Privatisation and concession arrangements in Nigeria have pauperised the majority leaving Nigerians worse off. Yet, nobody seems to be talking about how to make these assets work for all, rather than the few who’ve cornered them. We worship those who fund the clamour for restructuring and we all nod our heads subserviently, accepting whatever we’re told is best for us, never stopping to ask ourselves why certain people support this agenda. The restructuring commonly referred to is nothing more than another sharing of the national cake, where only crumbs will go to the poor and middle classes. Yes, ideally, states should have a greater level of autonomy. This is the case in countries where real checks and balances exist to stop individuals from going on a rampage with public goods. We are yet to successfully try any of our past looters for corruption. Yet, restructuring would amount to giving their stooges, which they have artfully groomed and strategically placed all over Nigeria, more power, more access to resources, and a virtually unlimited capacity to become mini-despots.

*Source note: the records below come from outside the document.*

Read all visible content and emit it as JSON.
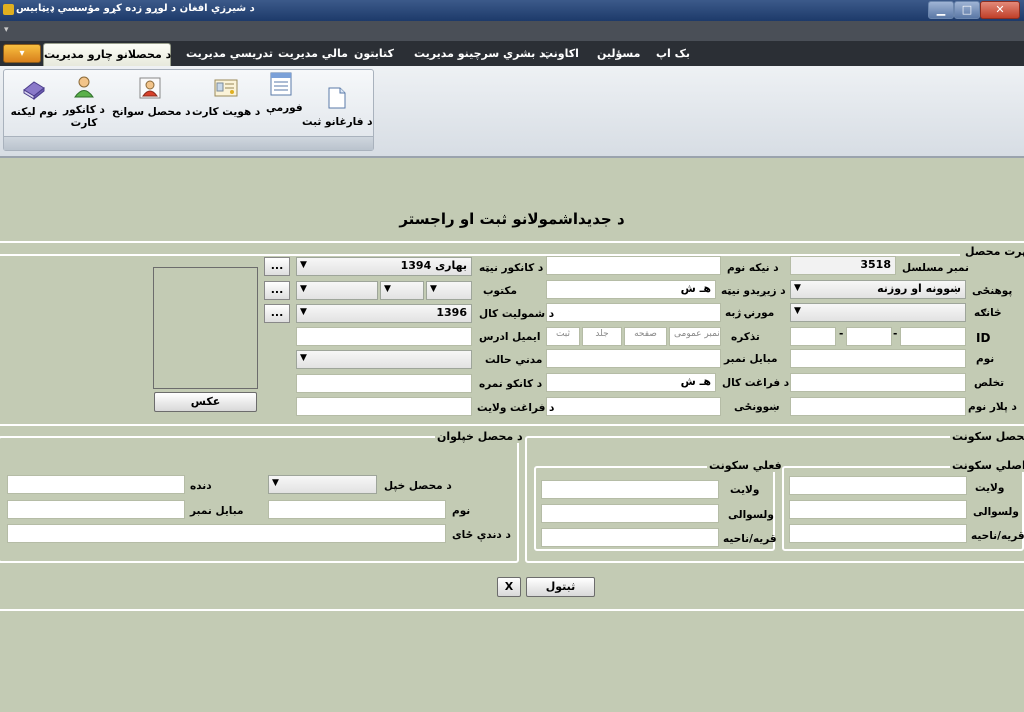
{
  "window": {
    "title": "د شيرزي افغان د لوړو زده کړو مؤسسي ډيټابيس",
    "controls": {
      "minimize": "▁",
      "maximize": "□",
      "close": "✕"
    }
  },
  "qat": {
    "arrow": "▾"
  },
  "menu": {
    "orb_label": "▾",
    "active": "د محصلانو چارو مديريت",
    "items": [
      "تدريسي مديريت",
      "مالي مديريت",
      "کتابتون",
      "د بشري سرچينو مديريت",
      "اکاونټ",
      "مسؤلين",
      "بک اپ"
    ]
  },
  "ribbon": {
    "buttons": [
      {
        "label": "د فارغانو ثبت",
        "icon": "document-icon"
      },
      {
        "label": "فورمې",
        "icon": "form-icon"
      },
      {
        "label": "د هويت کارت",
        "icon": "id-card-icon"
      },
      {
        "label": "د محصل سوانح",
        "icon": "student-profile-icon"
      },
      {
        "label": "د کانکور کارت",
        "icon": "user-card-icon"
      },
      {
        "label": "نوم ليکنه",
        "icon": "book-icon"
      }
    ]
  },
  "form": {
    "heading": "د جديداشمولانو ثبت او راجستر",
    "section_student": "شهرت محصل",
    "serial_label": "نمبر مسلسل",
    "serial_value": "3518",
    "faculty_label": "پوهنځی",
    "faculty_value": "ښوونه او روزنه",
    "department_label": "څانګه",
    "id_label": "ID",
    "name_label": "نوم",
    "takhallus_label": "تخلص",
    "father_label": "د پلار نوم",
    "grandfather_label": "د نيکه نوم",
    "birth_year_label": "د زيږيدو نيټه",
    "birth_year_value": "هـ ش",
    "mother_tongue_label": "مورنۍ ژبه",
    "tazkira_label": "تذکره",
    "tazkira_placeholders": [
      "نمبر عمومی",
      "صفحه",
      "جلد",
      "ثبت"
    ],
    "phone_label": "مبایل نمبر",
    "grad_year_label": "د فراغت کال",
    "grad_year_value": "هـ ش",
    "school_label": "ښوونځی",
    "kankor_date_label": "د کانکور نيټه",
    "kankor_date_value": "1394 بهاری",
    "letter_label": "مکتوب",
    "enroll_year_label": "د شموليت کال",
    "enroll_year_value": "1396",
    "email_label": "ايميل ادرس",
    "marital_label": "مدني حالت",
    "kankor_score_label": "د کانکو نمره",
    "grad_province_label": "د فراغت ولایت",
    "browse_label": "...",
    "photo_button": "عکس",
    "dash": "-"
  },
  "residence": {
    "section": "د محصل سکونت",
    "original": {
      "title": "اصلي سکونت",
      "labels": [
        "ولايت",
        "ولسوالی",
        "قريه/ناحيه"
      ]
    },
    "current": {
      "title": "فعلي سکونت",
      "labels": [
        "ولايت",
        "ولسوالی",
        "قريه/ناحيه"
      ]
    }
  },
  "relatives": {
    "section": "د محصل خپلوان",
    "relation_label": "د محصل خپل",
    "job_label": "دنده",
    "name_label": "نوم",
    "phone_label": "مبایل نمبر",
    "address_label": "د دندې ځای"
  },
  "actions": {
    "save": "ثبتول",
    "close": "X"
  }
}
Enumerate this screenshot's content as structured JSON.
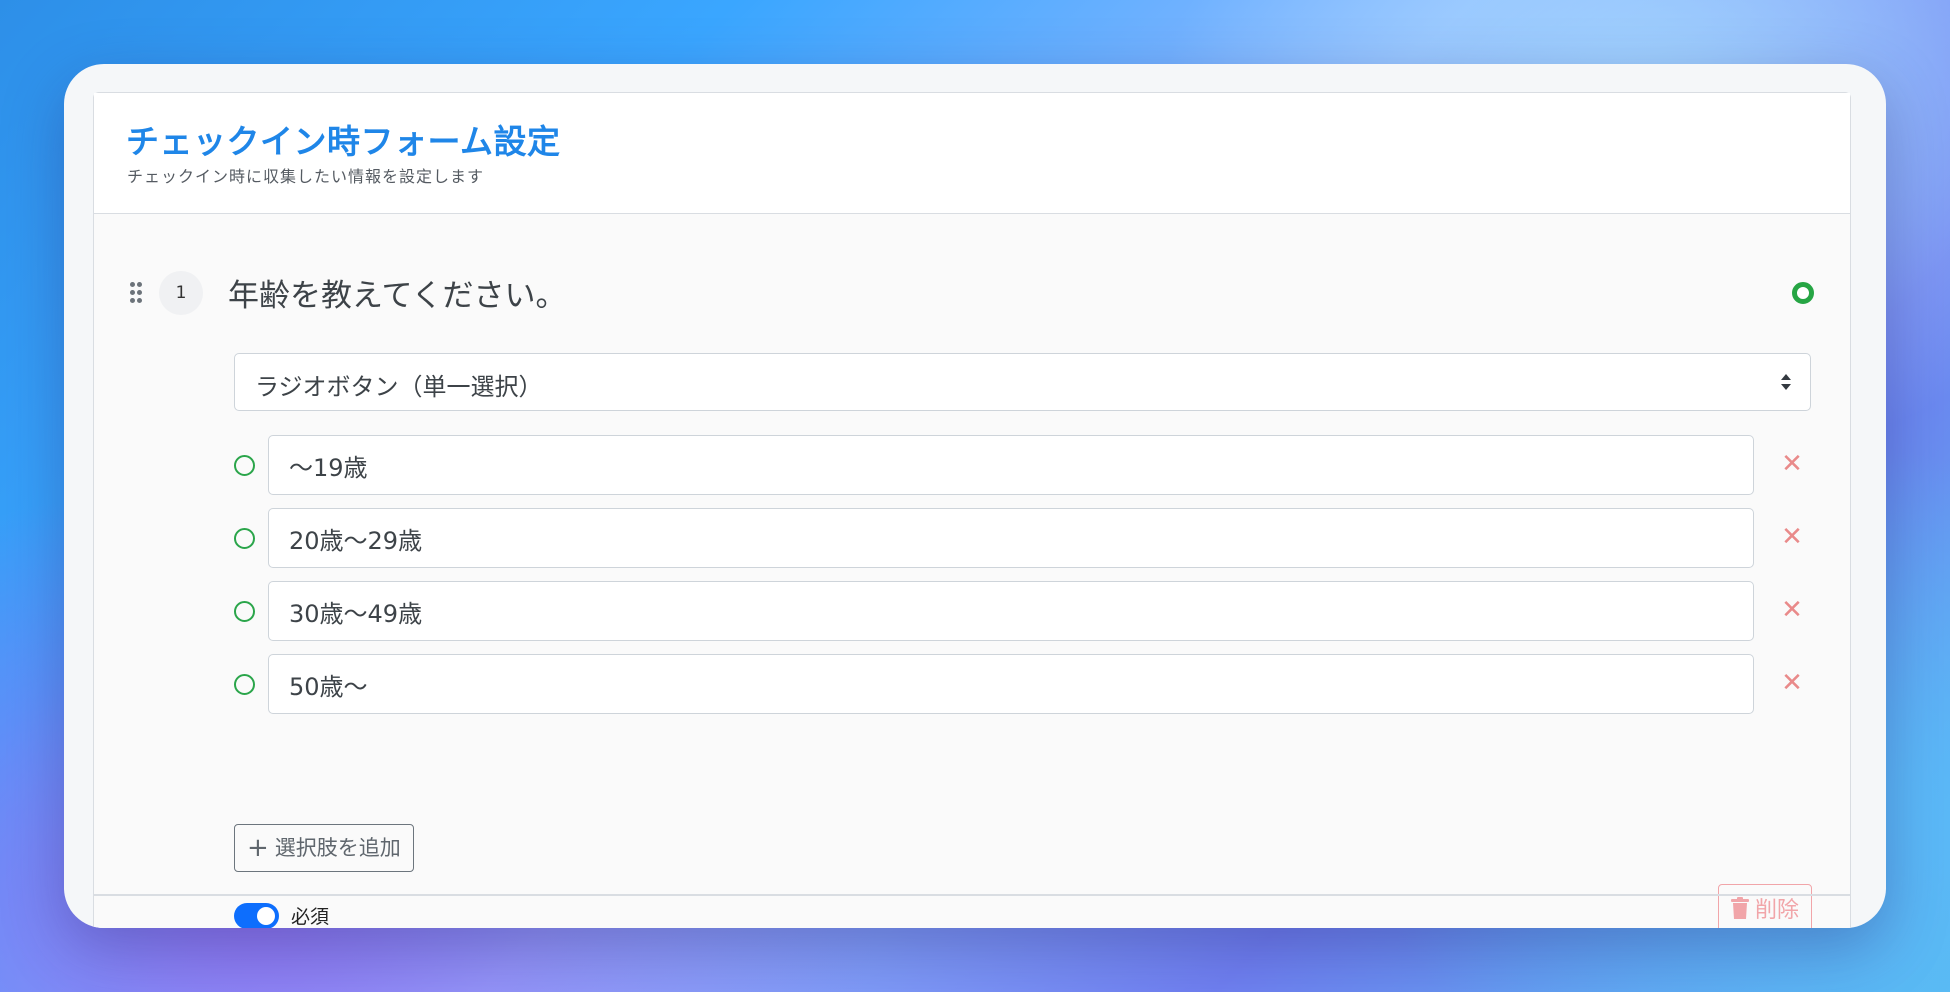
{
  "header": {
    "title": "チェックイン時フォーム設定",
    "subtitle": "チェックイン時に収集したい情報を設定します"
  },
  "question": {
    "number": "1",
    "title": "年齢を教えてください。",
    "type_select": {
      "selected": "ラジオボタン（単一選択）"
    },
    "options": [
      {
        "value": "〜19歳"
      },
      {
        "value": "20歳〜29歳"
      },
      {
        "value": "30歳〜49歳"
      },
      {
        "value": "50歳〜"
      }
    ],
    "add_option_label": "選択肢を追加",
    "required_label": "必須",
    "required_on": true,
    "delete_label": "削除"
  },
  "icons": {
    "drag": "drag-handle-icon",
    "status": "status-dot-icon",
    "select_arrows": "sort-arrows-icon",
    "radio": "radio-circle-icon",
    "remove": "close-icon",
    "add": "plus-icon",
    "delete": "trash-icon"
  },
  "colors": {
    "title": "#1f86e8",
    "status_green": "#26a544",
    "toggle_blue": "#0d6efd",
    "danger_light": "#f1a5a9",
    "remove_red": "#e98a8a"
  }
}
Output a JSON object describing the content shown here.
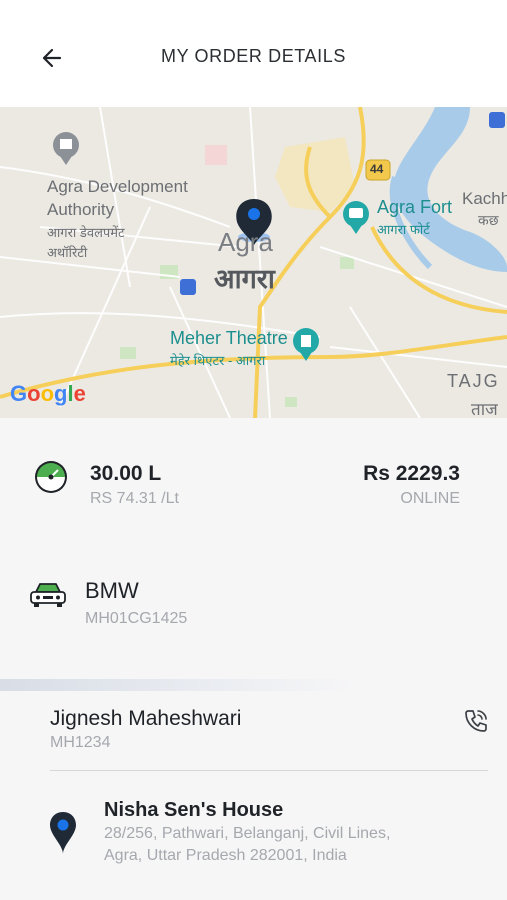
{
  "header": {
    "title": "MY ORDER DETAILS"
  },
  "map": {
    "labels": {
      "adaEn1": "Agra Development",
      "adaEn2": "Authority",
      "adaHi1": "आगरा डेवलपमेंट",
      "adaHi2": "अथॉरिटी",
      "agraEn": "Agra",
      "agraHi": "आगरा",
      "fortEn": "Agra Fort",
      "fortHi": "आगरा फोर्ट",
      "kachEn": "Kachh",
      "kachHi": "कछ",
      "meherEn": "Meher Theatre",
      "meherHi": "मेहेर थिएटर - आगरा",
      "tajEn": "TAJG",
      "tajHi": "ताज",
      "highway": "44",
      "google": "Google"
    }
  },
  "order": {
    "quantity": "30.00 L",
    "rate": "RS 74.31 /Lt",
    "amount": "Rs 2229.3",
    "payment": "ONLINE"
  },
  "vehicle": {
    "name": "BMW",
    "plate": "MH01CG1425"
  },
  "driver": {
    "name": "Jignesh Maheshwari",
    "id": "MH1234"
  },
  "address": {
    "title": "Nisha Sen's House",
    "line1": "28/256, Pathwari, Belanganj, Civil Lines,",
    "line2": "Agra, Uttar Pradesh 282001, India"
  },
  "colors": {
    "accent": "#1a73e8",
    "pin": "#1f2a36",
    "gauge": "#4cae4f",
    "river": "#a8cbe9"
  }
}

Countries, systems of government, democracies, even dictatorships (Saudi Arabia isn’t a democracy yet it outpaces Nigeria in all social welfare indices) are only as good (or as bad) as those who lead them. So, claiming that political structures are to blame for this country’s lack of generalised development is simply a ruse perpetuated by men and women in dire need of an excuse (or a means of returning to power).
Christian Elders Forum
They claim the Federal Government wants to Islamise Nigeria. It’s time we give these fantasies and delusions a rest. So-called ‘Christian Elders’ should stand up for the people on the real socio-economic matters keeping them poor and disenfranchised. Where are the Christian Elders when churches collapse and kill members, or ordinary people are caught in the cross hairs of gang wars involving men known to them, whose funds they happily accept and call blessed? Enough hypocrisy and political manipulation. The truth, unlike what this group claimed, isn’t being criminalised as ‘hate speech’. The problem is that some religious leaders have partnered with the people’s oppressors to popularise many false narratives. One can only wonder if some of these religious organisations bank accounts and financial history could withstand public scrutiny.
The Senator said in a press conference that the PDP lost the 2015 elections due to imposition of candidates and ‘disobedience of internal democracy tenets’. She went on to say that the party hadn’t learnt its lesson and repeated the same mistake in the Anambra gubernatorial primaries from which she withdrew in protest against some irregularities. She compared the injustice done to her to seeing ‘a hole and blindly walking into it’. Nigerians have been walking into this hole, falling deeper and deeper, their entire lives and one can’t help but wonder when the people will free themselves from those who speak out of both sides of their mouths.
Tabia Princewill is a strategic communications consultant and public policy analyst. She is also the co-host and executive producer of a talk show, WALK THE TALK which airs on Channels TV.